And Secretary Rusk , en route to Bangkok , doubtless is trying to make emergency arrangements for the possible entry of Australian or Thai SEATO forces .
For Mr. Kennedy , speaking softly and carrying a sizable stick is making the best of a bad situation .
The new President is in no position to start out his dealings with Moscow by issuing callable bluffs .
He must show at the outset that he means exactly what he says .
In this case he has put the alternatives clearly to Mr. Khrushchev for the third time .
At his press conference Mr. Kennedy said , `` All we want in Laos is peace not war a truly neutral government not a cold war pawn '' .
At the scene he has just as clearly shown his military strength in unprovocative but ready position .
Since Laos is of no more purely military value to Moscow itself than it is to Washington , this approach might be expected to head off Mr. Khrushchev for the moment .
But because of the peculiar nature of the military situation in Laos , the Soviet leader must be tempted to let things ride -- a course that would appear to cost him little on the spot , but would bog Washington in a tactical mess .
As wars go , Laos is an extremely little one .
Casualties have been running about a dozen men a day .
The hard core of the pro-Communist rebel force numbers only some 2,000 tough Viet Minh guerrilla fighters .
But for the United States and its SEATO allies to attempt to shore up a less tough , less combat-tested government army in monsoon-shrouded , road-shy , guerrilla-th'-wisp terrain is a risk not savored by Pentagon planners .
But if anything can bring home to Mr. Khrushchev the idea that he will not really get much enjoyment from watching this Braddock-against-the-Indians contest , it will probably be the fact that SEATO forces are ready to attempt it -- plus the fact that Moscow has something to lose from closing off disarmament and other bigger negotiations with Washington .
Fortunately both the Republicans and America's chief Western allies now are joined behind the neutral Laos aim of the President .
Actually it would be more accurate to say that the leader of the alliance now has swung fully behind the British policy of seeking to achieve a neutral Laos via the international bargaining table .
It is ironic that Washington is having to struggle so for a concept that for six years it bypassed as unreasonable .
The State Department tacitly rejected the neutral Laos idea after the Geneva conference of 1954 , and last year Washington backed the rightist coup that ousted neutral Premier Souvanna Phouma .

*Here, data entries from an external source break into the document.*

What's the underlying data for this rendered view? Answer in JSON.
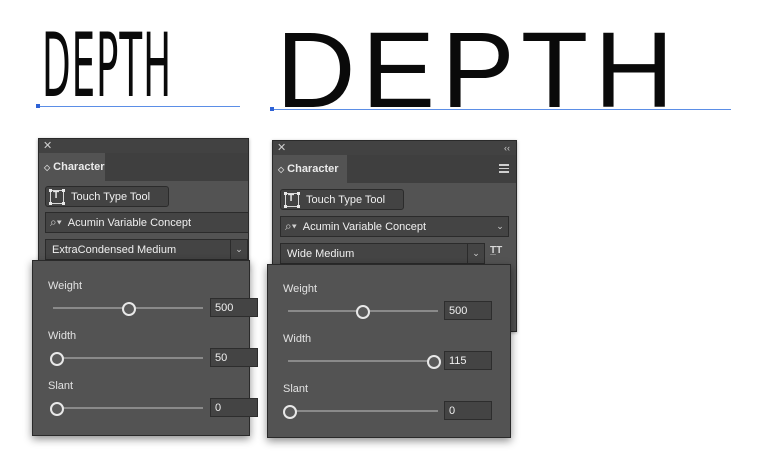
{
  "preview": {
    "word_left": "DEPTH",
    "word_right": "DEPTH"
  },
  "panel_left": {
    "tab_label": "Character",
    "touch_type_label": "Touch Type Tool",
    "font_family": "Acumin Variable Concept",
    "font_style": "ExtraCondensed Medium",
    "sliders": [
      {
        "label": "Weight",
        "value": "500",
        "fraction": 0.51
      },
      {
        "label": "Width",
        "value": "50",
        "fraction": 0.0
      },
      {
        "label": "Slant",
        "value": "0",
        "fraction": 0.0
      }
    ]
  },
  "panel_right": {
    "tab_label": "Character",
    "touch_type_label": "Touch Type Tool",
    "font_family": "Acumin Variable Concept",
    "font_style": "Wide Medium",
    "sliders": [
      {
        "label": "Weight",
        "value": "500",
        "fraction": 0.51
      },
      {
        "label": "Width",
        "value": "115",
        "fraction": 1.0
      },
      {
        "label": "Slant",
        "value": "0",
        "fraction": 0.0
      }
    ]
  },
  "icons": {
    "close": "close-icon",
    "collapse": "collapse-icon",
    "menu": "panel-menu-icon",
    "search": "font-search-icon",
    "dropdown": "chevron-down-icon",
    "variable_font": "variable-font-icon"
  }
}
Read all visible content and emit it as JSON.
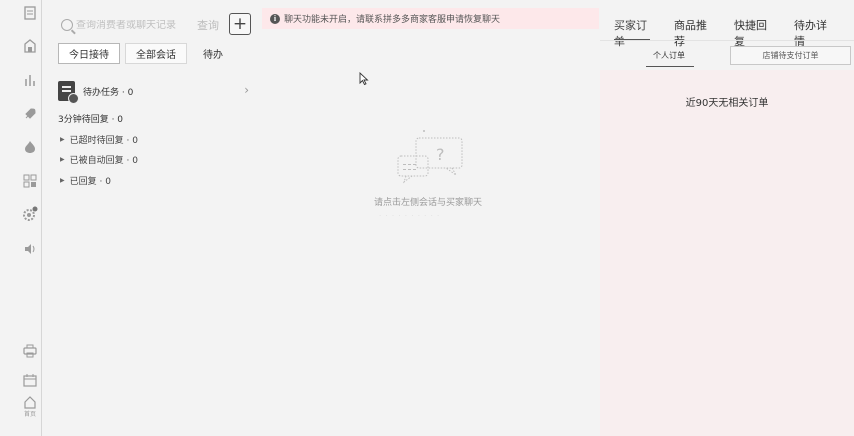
{
  "rail": {
    "icons": [
      "document-icon",
      "shop-icon",
      "bar-chart-icon",
      "rocket-icon",
      "flame-icon",
      "grid-icon",
      "gear-badge-icon",
      "speaker-icon",
      "printer-icon",
      "calendar-icon",
      "home-icon"
    ],
    "home_label": "首页"
  },
  "search": {
    "placeholder": "查询消费者或聊天记录",
    "query_label": "查询",
    "add_label": "+"
  },
  "conversation_tabs": [
    {
      "label": "今日接待",
      "active": true
    },
    {
      "label": "全部会话",
      "active": false
    },
    {
      "label": "待办",
      "active": false
    }
  ],
  "tasks": {
    "label": "待办任务 · 0",
    "arrow": "›"
  },
  "reply_section": {
    "title": "3分钟待回复 · 0",
    "items": [
      {
        "label": "已超时待回复 · 0"
      },
      {
        "label": "已被自动回复 · 0"
      },
      {
        "label": "已回复 · 0"
      }
    ]
  },
  "banner": {
    "icon": "info-icon",
    "text": "聊天功能未开启，请联系拼多多商家客服申请恢复聊天"
  },
  "empty_state": {
    "text": "请点击左侧会话与买家聊天",
    "subtext": "· · · · · · · · · ·",
    "icon": "chat-question-icon"
  },
  "right_panel": {
    "tabs": [
      {
        "label": "买家订单",
        "active": true
      },
      {
        "label": "商品推荐",
        "active": false
      },
      {
        "label": "快捷回复",
        "active": false
      },
      {
        "label": "待办详情",
        "active": false
      }
    ],
    "subtabs": {
      "personal": "个人订单",
      "store": "店铺待支付订单"
    },
    "empty_text": "近90天无相关订单"
  },
  "colors": {
    "banner_bg": "#fde8ea",
    "right_panel_bg": "#f8eeef",
    "page_bg": "#f3f3f3"
  }
}
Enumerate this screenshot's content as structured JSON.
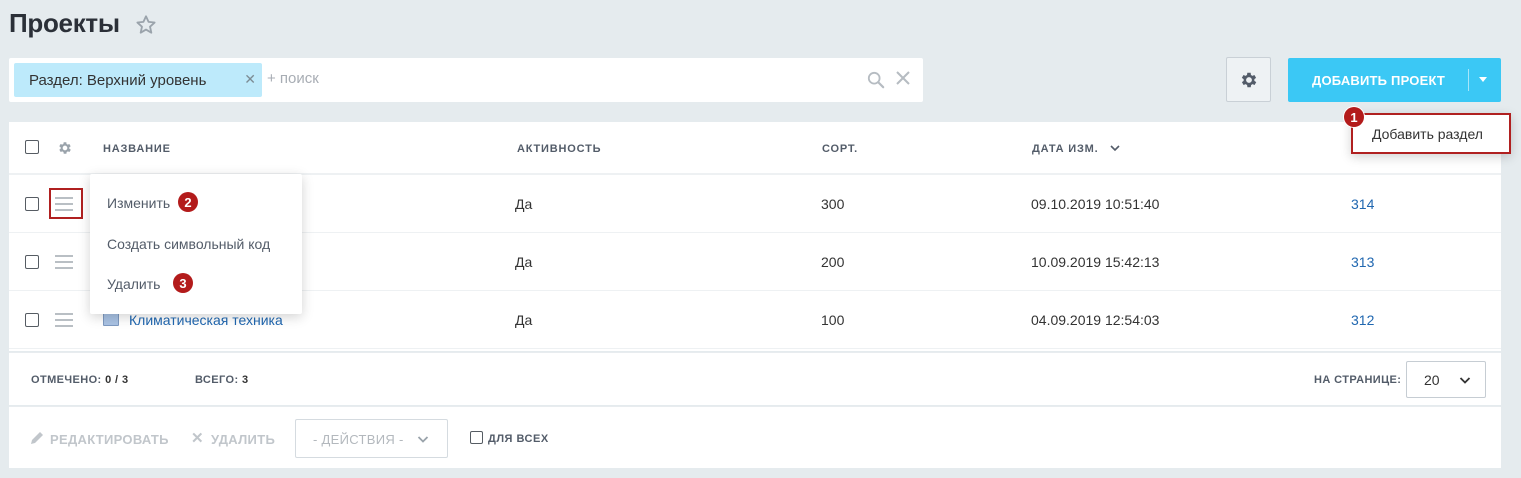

But since last fall the United States has been moving toward a pro-neutralist position and now is ready to back the British plan for a cease-fire patrolled by outside observers and followed by a conference of interested powers .
The road to a guaranteed-neutral , coup-proof Laos is today almost as difficult as warfare on that nation's terrain .
But for the safety of Southeast Asia , and for the sake of the Laotian people -- who would not be well-ruled by either militant minority now engaged in the fighting -- this last big effort to seal that country from the cold war had to be made .
The world awaits Mr. Khrushchev's choice of alternatives .
A vote for educational TV
The Senate's overwhelming ( 64-13 ) vote to support locally controlled educational TV efforts should be emulated in the lower house .
Twice previously the Senate has approved measures backing ETV and the House has let them die .
But this year prospects may be better .
The House communications subcommittee is expected to report out a good bill calling for the states to match federal funds .
This year's Senate measure would provide each state and the District of Columbia with $1,000,000 to be used in support of private , state , or municipal ETV efforts .
The funds would be used for equipment , not for land , buildings , or operation .
The relatively few communities that have educational stations have found them of considerable value .
But , lacking money from commercial sponsors , the stations have had difficulties meeting expenses or improving their service .
Other communities -- the ones to be aided most by the Senate bill -- have had difficulty starting such stations because of the high initial cost of equipment .